In a perfect world, I would have used(which I liked)the supplied handle with an outrigger arm. Not a gimble, an extended arm.Maybe there is an outrigger or I need my arms shortened already and I missed it? But I got over it pretty fast. I also didn't get to try the Panasonic AJ-WM50P Wireless System ($159.99). It uses Wi-Fi to allow wireless metadata input/display and proxy playback on iPads, iPhones, and PCs. Using the AJ-SFU3100 software, the wireless system can be paired with a camera to allow smooth transfer of important camera information between the camera and your Wi-Fi device. Next time!

Closing Arguments
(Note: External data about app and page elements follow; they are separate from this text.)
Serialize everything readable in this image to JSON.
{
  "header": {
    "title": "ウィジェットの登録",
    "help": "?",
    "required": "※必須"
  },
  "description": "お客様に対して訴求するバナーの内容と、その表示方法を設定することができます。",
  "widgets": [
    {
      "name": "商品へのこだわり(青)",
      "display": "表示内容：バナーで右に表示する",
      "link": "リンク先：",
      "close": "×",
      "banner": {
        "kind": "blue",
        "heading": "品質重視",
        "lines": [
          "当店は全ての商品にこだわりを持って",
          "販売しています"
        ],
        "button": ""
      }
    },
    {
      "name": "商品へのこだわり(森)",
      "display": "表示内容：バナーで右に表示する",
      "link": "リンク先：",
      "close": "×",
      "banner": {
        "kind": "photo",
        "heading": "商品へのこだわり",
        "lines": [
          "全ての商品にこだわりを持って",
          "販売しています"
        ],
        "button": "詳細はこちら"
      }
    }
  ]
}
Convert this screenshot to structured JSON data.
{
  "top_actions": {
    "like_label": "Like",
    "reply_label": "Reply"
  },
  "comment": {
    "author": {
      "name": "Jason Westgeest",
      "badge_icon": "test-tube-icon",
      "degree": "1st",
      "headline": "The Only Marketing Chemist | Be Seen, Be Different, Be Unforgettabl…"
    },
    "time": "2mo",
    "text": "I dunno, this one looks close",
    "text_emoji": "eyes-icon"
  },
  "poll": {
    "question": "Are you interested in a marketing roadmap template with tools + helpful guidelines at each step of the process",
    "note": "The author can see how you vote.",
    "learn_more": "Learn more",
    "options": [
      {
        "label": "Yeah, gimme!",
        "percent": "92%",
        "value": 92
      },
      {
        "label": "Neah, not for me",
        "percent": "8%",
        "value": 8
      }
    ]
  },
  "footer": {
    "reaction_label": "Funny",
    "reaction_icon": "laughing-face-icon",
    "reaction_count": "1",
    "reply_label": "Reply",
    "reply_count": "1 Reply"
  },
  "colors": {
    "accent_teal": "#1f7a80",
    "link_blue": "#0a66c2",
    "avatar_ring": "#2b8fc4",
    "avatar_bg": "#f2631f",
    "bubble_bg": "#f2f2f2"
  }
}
If you are in the market for a mid-range cinematic camera that won’t kill your budget you need to look at this camera and put it in the consideration mix. The beautiful pictures along with the versatility of the EVA1 makes for a strong case. As I have said before, everyone has his or her own preferences about how a camera shoots or looks. Normally I don’t tell people what to do but you owe it to yourself to take a long look at this camera.

 

ProductionHUB ProductionHUB Logo

About the Author
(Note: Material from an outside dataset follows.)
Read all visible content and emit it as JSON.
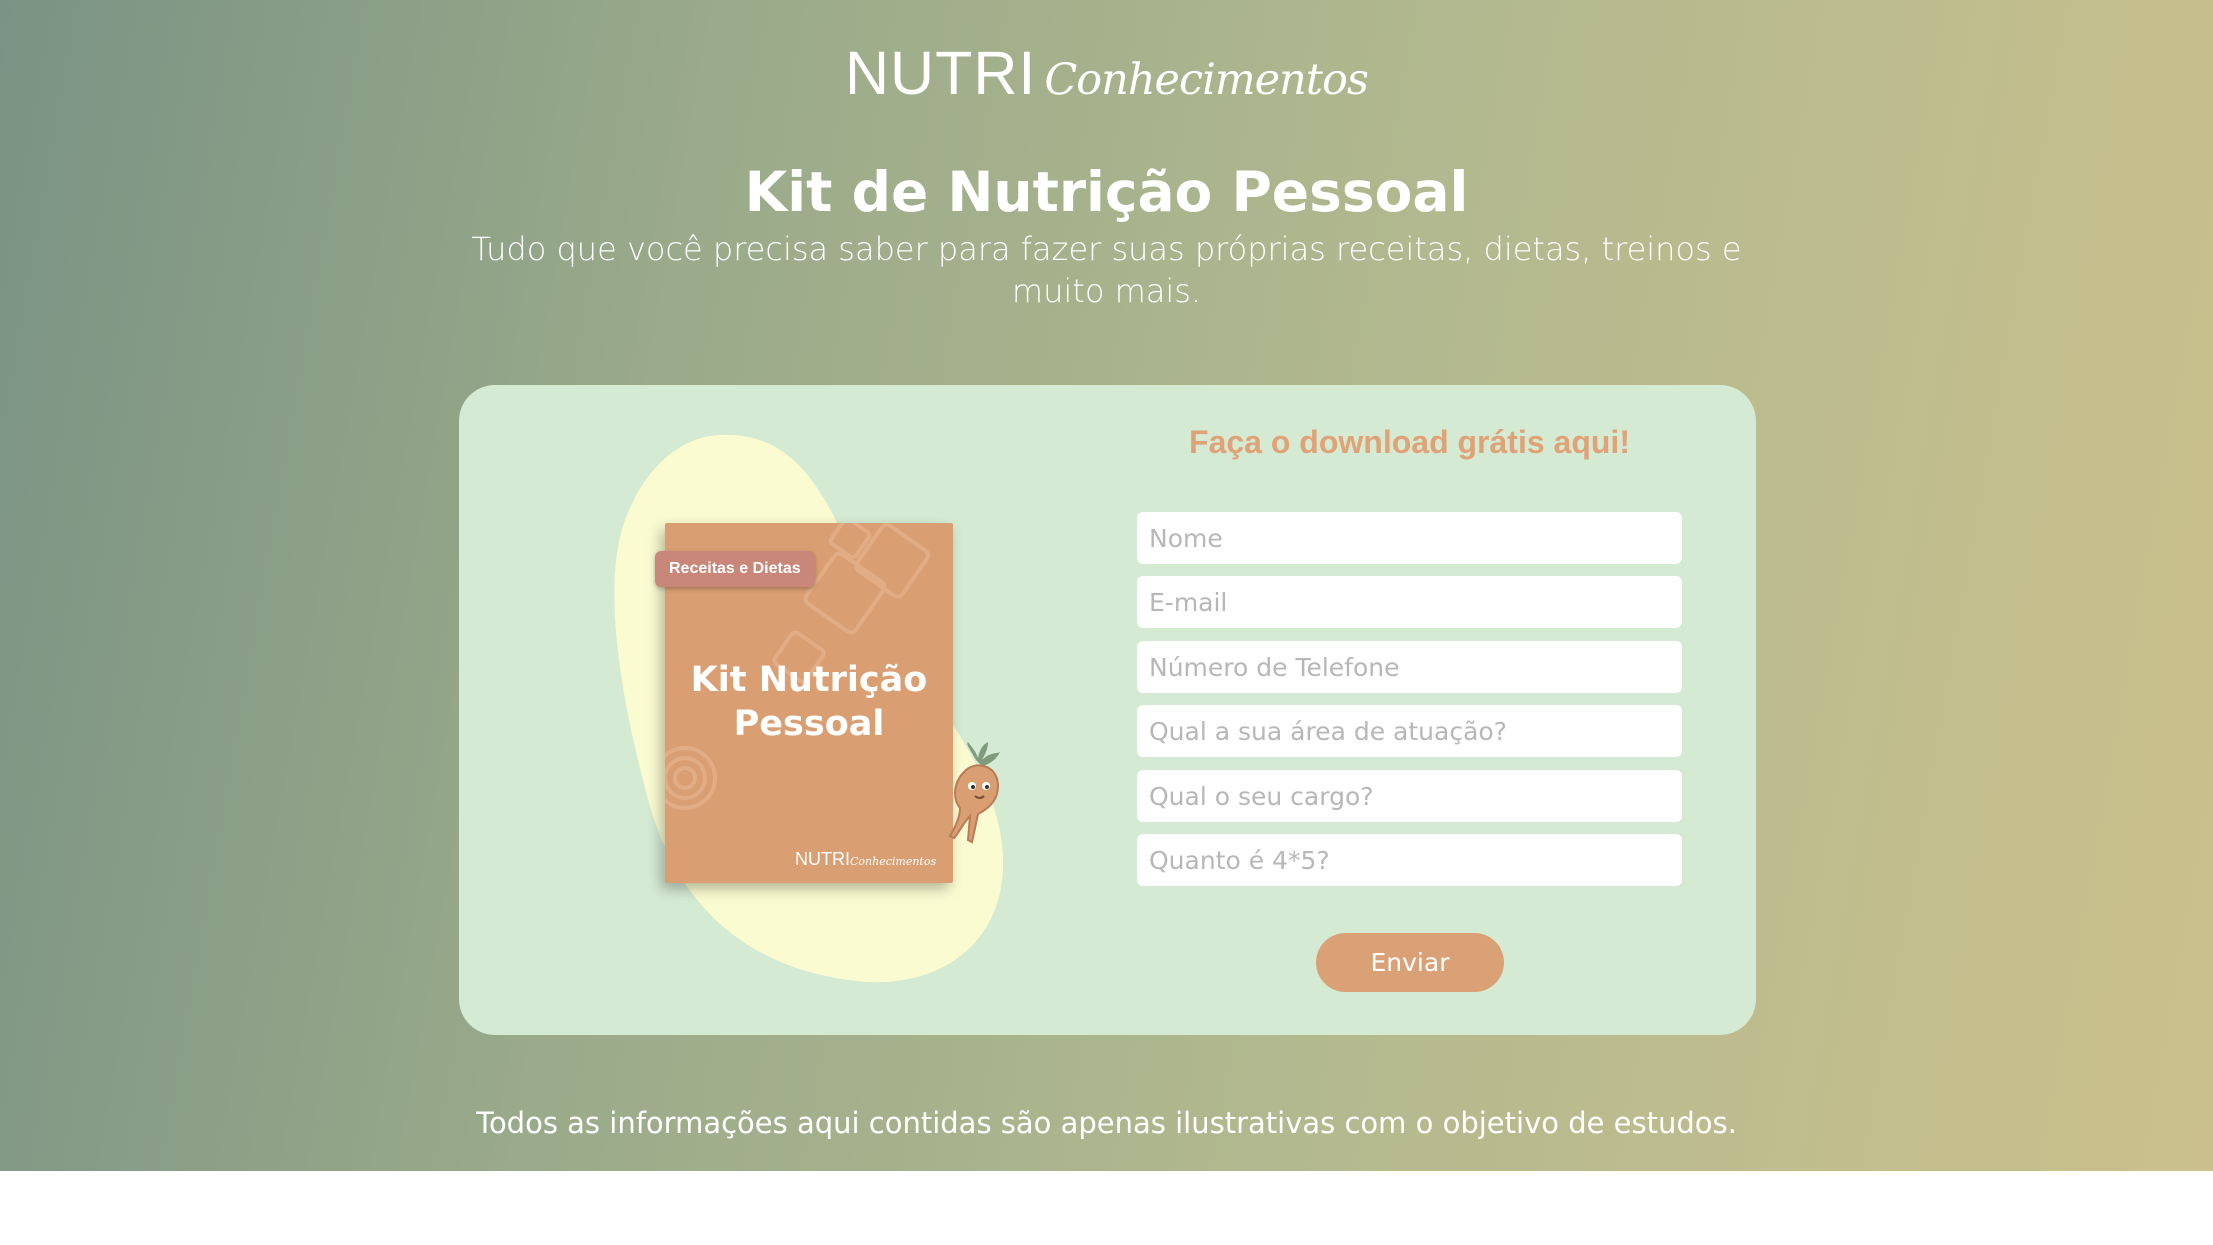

Mark Foley
Mark Foley
Mark J. Foley, MBA BA is an award-winning producer and director and the Technology Editor for ProductionHUB.com. He is on a mission to provide the best in new equipment reviews, along with exclusive analysis and interviews with the best, the brightest and most creative minds in the entertainment and production business. Have a suggestion for a review? Email Mark at mfoley@productionhub.com.

Related Blog Posts
In Review: Samsung 360 Round
In Review: Samsung 360 Round
When Samsung approached me to take a technical long look at the Samsung 360 Round, my first reaction was ok sure, why not? It's just another camera, right? I will just say it here right now — I was so wrong! The Samsung 360 Round isn’t just an amazing camera, it's 17 amazing cameras in a very futuristic housing along with some advanced technologies that have redefined the 360 world. The level of attention to details by Samsung for the 360 Round is off the charts and something I can really appreciate.
Published on Friday, August 3, 2018
Cinemartin Fran 8K Camera: One Step Closer to Reality
Cinemartin Fran 8K Camera: One Step Closer to Reality
After a few months of behind the scenes activity, Cinemartin released new images and specs about their upcoming Fran 8K camera. Rumored to be formally announced sometime later this year, the Cinemartin Fran 8K has the potential to give cinematographers another real choice in digital cinematic cameras.
Published on Tuesday, July 24, 2018
In Review: The Production Bot Switch 8
In Review: The Production Bot Switch 8
I was a bit skeptical when I saw Production Bot, the portable live broadcast studio, earlier this year at the NAB Show. I'll admit that I'm an old school Technical Director and set in my thoughts as to what a switcher was and what a switcher should be. But, I'm always looking for new and exciting gear to make live production easier. Assistant Technical Director and Production Bot guru Nick Walsh showed me the ins-and-outs of the Production Bot Switch 8 — and I must say I'm pleasantly surprised by what this little switcher can do.
Published on Monday, July 2, 2018

Comments

There are no comments on this blog post.

You must be logged in to leave a comment.